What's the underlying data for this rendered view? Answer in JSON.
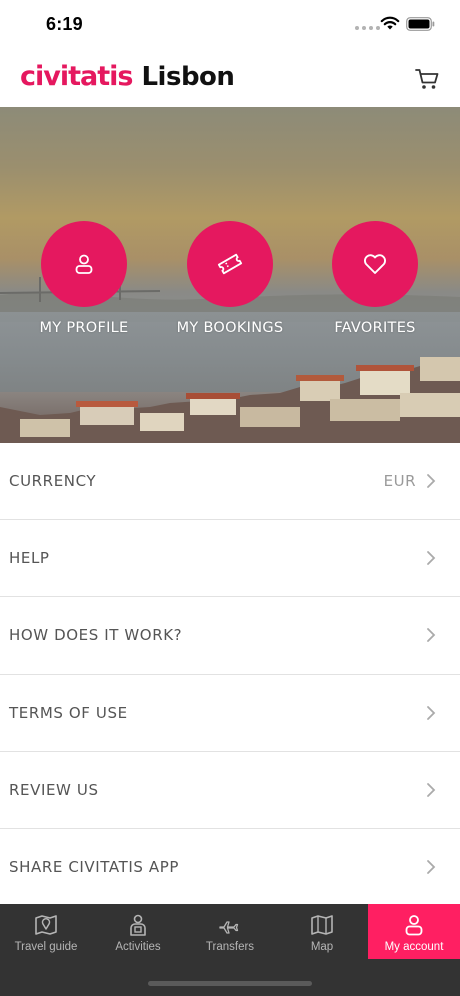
{
  "status_bar": {
    "time": "6:19"
  },
  "header": {
    "brand": "civitatis",
    "city": "Lisbon",
    "cart_icon": "shopping-cart-icon"
  },
  "hero": {
    "actions": [
      {
        "label": "MY PROFILE",
        "icon": "user-icon"
      },
      {
        "label": "MY BOOKINGS",
        "icon": "ticket-icon"
      },
      {
        "label": "FAVORITES",
        "icon": "heart-icon"
      }
    ]
  },
  "menu": {
    "items": [
      {
        "label": "CURRENCY",
        "value": "EUR"
      },
      {
        "label": "HELP"
      },
      {
        "label": "HOW DOES IT WORK?"
      },
      {
        "label": "TERMS OF USE"
      },
      {
        "label": "REVIEW US"
      },
      {
        "label": "SHARE CIVITATIS APP"
      }
    ]
  },
  "tab_bar": {
    "tabs": [
      {
        "label": "Travel guide",
        "icon": "map-pin-icon"
      },
      {
        "label": "Activities",
        "icon": "guide-icon"
      },
      {
        "label": "Transfers",
        "icon": "airplane-icon"
      },
      {
        "label": "Map",
        "icon": "map-icon"
      },
      {
        "label": "My account",
        "icon": "user-icon",
        "active": true
      }
    ]
  },
  "colors": {
    "accent": "#e5185f",
    "tab_bar_bg": "#333333",
    "tab_active": "#ff1f62"
  }
}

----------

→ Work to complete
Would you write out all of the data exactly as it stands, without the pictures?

→ Result below
What's the underlying data for this rendered view? Answer in JSON.
{
  "status_bar": {
    "time": "6:19"
  },
  "header": {
    "brand": "civitatis",
    "city": "Lisbon",
    "cart_icon": "shopping-cart-icon"
  },
  "hero": {
    "actions": [
      {
        "label": "MY PROFILE",
        "icon": "user-icon"
      },
      {
        "label": "MY BOOKINGS",
        "icon": "ticket-icon"
      },
      {
        "label": "FAVORITES",
        "icon": "heart-icon"
      }
    ]
  },
  "menu": {
    "items": [
      {
        "label": "CURRENCY",
        "value": "EUR"
      },
      {
        "label": "HELP"
      },
      {
        "label": "HOW DOES IT WORK?"
      },
      {
        "label": "TERMS OF USE"
      },
      {
        "label": "REVIEW US"
      },
      {
        "label": "SHARE CIVITATIS APP"
      }
    ]
  },
  "tab_bar": {
    "tabs": [
      {
        "label": "Travel guide",
        "icon": "map-pin-icon"
      },
      {
        "label": "Activities",
        "icon": "guide-icon"
      },
      {
        "label": "Transfers",
        "icon": "airplane-icon"
      },
      {
        "label": "Map",
        "icon": "map-icon"
      },
      {
        "label": "My account",
        "icon": "user-icon",
        "active": true
      }
    ]
  },
  "colors": {
    "accent": "#e5185f",
    "tab_bar_bg": "#333333",
    "tab_active": "#ff1f62"
  }
}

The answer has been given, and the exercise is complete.